February 15, 2018
The legislation to create a single external dispute resolution body for financial services has passed through Federal Parliament, with the new organisation slated to start accepting complaints from 1 November 2018.
The establishment of Australian Financial Complaints Authority (AFCA) had already been announced in May 2017 (see: Government to Create Single Dispute Resolution Body) and will replace the Financial Ombudsman Service (FOS), Credit and Investments Ombudsman (CIO) and Super Complaints Tribunal (SCT).
Current members of FOS and CIO will be required to retain their membership of those schemes until AFCA is operational and ASIC has asked the schemes to report organisations who fail to maintain their membership.
“Strengthening these dispute resolution requirements will help deliver higher standards and better outcomes in the financial services market”

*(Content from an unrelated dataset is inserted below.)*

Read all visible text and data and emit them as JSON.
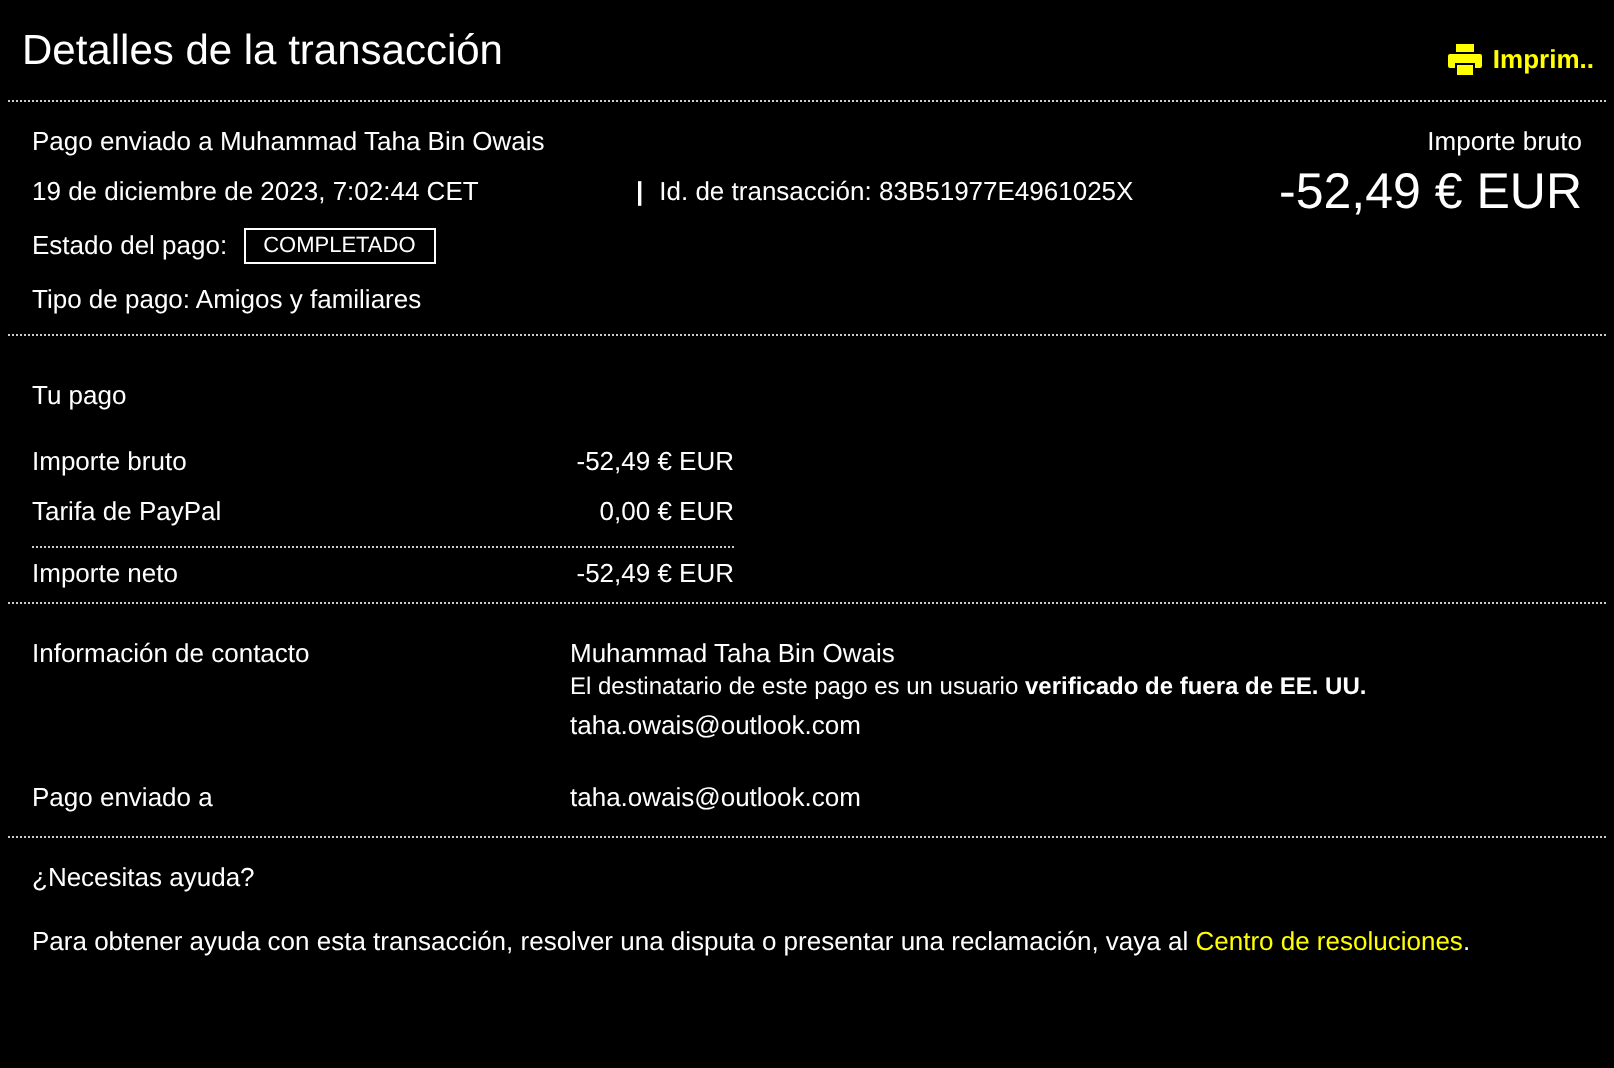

AFCA will operate under a not for profit company, which has yet to be created, but a proposal to operate the scheme will be put before Treasury by 15 March, 2018.
ASIC Deputy Chair, Peter Kell welcomed the passing of the legislation and said it would build on the outcomes of the three existing schemes and “fair, timely and effective dispute resolution is a cornerstone of the financial services consumer protection framework”.
“Strengthening these dispute resolution requirements will help deliver higher standards and better outcomes in the financial services market,” Kell said.
The Minister for Revenue and Financial Services, Kelly O’Dwyer said the new scheme would have higher monetary limits and compensation caps and would give more consumers and small businesses access to a free and binding dispute resolution system.
“AFCA will provide a one-stop shop to ensure consumers get a fair deal in resolving disputes with banks, insurers, super funds and small amount credit providers, without the expense, inconvenience, and trauma associated with going to court,” O’Dwyer said.